Former Premier Silvio Berlusconi is back on trial in another high-profile corruption case, but the notoriously slow pace of Italy's justice system may sweep away the charges without a verdict.
Unless a decision is reached by next February — considered highly unlikely — and the two appeals allowed under Italian law are completed by the same date, the case will be wiped off the books by the statute of limitations.
Lawyers and prosecutors agree it is increasingly hard to put defendants in prison in Italy.
The long and inefficient trial process, changes in the statute of limitations enacted under Berlusconi, and an amnesty for minor crimes all raise the prospect that thousands of criminals will serve no prison time.
"In Italy, unlike the United States, prosecutors don't have discretion and are obligated to pursue all possible crimes, even the most minor," said Armando Spataro, who prosecutes key terrorism cases in Milan.
Manrico Colazza, a defense attorney, agrees, adding that in Rome some magistrates "brag about how many cases they have handled" even though most are minor offenses.
Legislation approved while Berlusconi was premier shortened the statute of limitations for prosecuting white collar crimes from 15 to 7 1/2 years — a change many said was adopted to shield the billionaire media magnate and his associates. Premier Romano Prodi's government has promised to reconsider the measure.
The current case against Berlusconi alleges he ordered payment of at least $600,000 to his co-defendant, David Mills, in exchange for the British lawyer's false testimony in two earlier trials against Berlusconi.
Berlusconi and Mills deny the allegations; Berlusconi's lawyer calls the case a "waste of time."
The "clock" started on the statute of limitations at the time of the alleged payment a decade ago.
The two men are also co-defendants in another corruption case in which the statute of limitations kicks in as early as October.
"I am confident the trials will end with an acquittal," said Berlusconi's lawyer, Nicolo Ghedini, while acknowledging the many cases will likely lapse.
Legal experts say the trial process can last as long as eight years in Italy, and defendants with deep pockets can afford to appeal to the nation's highest court.
'Historic lack of attention'
"In Italy, there is a historic lack of attention to make the judicial system work well," said Carlo Guarnieri, a political science professor at Bologna University. "Moreover, technical legal procedures for both civil and penal cases are extremely complex."
As if the system were not already slow enough — trials are not held continuously and sessions are sometimes limited to one a month because of the crowded court calendar — a partial amnesty last year also could cause problems.
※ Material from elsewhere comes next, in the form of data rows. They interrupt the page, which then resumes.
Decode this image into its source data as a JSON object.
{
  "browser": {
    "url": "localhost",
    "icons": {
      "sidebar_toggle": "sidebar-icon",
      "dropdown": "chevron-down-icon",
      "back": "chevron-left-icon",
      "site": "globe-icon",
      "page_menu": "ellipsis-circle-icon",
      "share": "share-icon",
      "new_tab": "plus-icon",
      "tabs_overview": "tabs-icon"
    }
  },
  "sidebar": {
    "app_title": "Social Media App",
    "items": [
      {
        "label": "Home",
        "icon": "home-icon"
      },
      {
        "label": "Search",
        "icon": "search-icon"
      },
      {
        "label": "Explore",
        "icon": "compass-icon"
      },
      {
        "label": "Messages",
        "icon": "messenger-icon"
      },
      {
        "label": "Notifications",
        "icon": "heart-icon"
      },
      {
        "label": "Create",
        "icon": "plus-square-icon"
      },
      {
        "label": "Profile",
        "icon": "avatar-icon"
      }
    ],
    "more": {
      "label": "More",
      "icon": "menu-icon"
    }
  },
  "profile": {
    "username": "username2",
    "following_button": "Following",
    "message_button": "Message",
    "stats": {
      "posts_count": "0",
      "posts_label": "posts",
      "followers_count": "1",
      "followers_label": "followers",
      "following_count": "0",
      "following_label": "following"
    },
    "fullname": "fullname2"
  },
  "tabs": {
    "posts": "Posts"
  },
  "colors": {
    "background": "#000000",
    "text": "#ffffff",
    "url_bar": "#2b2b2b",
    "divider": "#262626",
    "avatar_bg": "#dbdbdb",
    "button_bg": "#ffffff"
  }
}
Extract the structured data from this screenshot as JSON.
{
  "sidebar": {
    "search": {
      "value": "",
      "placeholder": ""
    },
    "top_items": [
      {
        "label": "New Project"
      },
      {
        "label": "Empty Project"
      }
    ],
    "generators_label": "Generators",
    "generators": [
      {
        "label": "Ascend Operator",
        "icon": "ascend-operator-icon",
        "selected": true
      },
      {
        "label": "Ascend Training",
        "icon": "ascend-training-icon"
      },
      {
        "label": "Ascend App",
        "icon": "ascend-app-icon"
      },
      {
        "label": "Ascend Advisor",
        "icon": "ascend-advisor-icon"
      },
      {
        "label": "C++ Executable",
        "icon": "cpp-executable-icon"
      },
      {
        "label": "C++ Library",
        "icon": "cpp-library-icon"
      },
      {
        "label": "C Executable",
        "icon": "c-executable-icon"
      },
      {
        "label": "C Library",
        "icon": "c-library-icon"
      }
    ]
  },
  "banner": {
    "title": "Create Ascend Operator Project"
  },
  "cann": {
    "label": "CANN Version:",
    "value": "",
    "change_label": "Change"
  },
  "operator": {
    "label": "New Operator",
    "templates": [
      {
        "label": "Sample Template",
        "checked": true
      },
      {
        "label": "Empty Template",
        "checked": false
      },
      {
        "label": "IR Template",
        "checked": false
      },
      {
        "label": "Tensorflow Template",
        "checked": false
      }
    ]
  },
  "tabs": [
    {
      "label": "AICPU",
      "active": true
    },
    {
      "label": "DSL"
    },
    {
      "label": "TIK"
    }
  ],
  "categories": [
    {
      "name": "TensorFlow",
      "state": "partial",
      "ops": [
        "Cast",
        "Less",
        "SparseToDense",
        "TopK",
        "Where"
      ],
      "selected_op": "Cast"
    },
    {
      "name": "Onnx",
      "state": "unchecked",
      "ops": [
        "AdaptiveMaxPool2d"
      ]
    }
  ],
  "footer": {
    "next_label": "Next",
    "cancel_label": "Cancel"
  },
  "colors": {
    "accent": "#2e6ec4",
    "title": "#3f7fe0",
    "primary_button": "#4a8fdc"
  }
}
Because the amnesty, which was intended to ease prison overcrowding, was not accompanied by a pardon, the Superior Council of Magistrates warned that 80 percent of pending cases must go ahead but will not result in jail time.
The judges have pleaded for some sort of priority system for important cases.
Berlusconi has faced years of legal challenges by prosecutors he claims are leftists with political agendas. His latest trial, which began a week ago, comes when he is trying to present his conservative forces as an alternative to Prodi's shaky coalition government.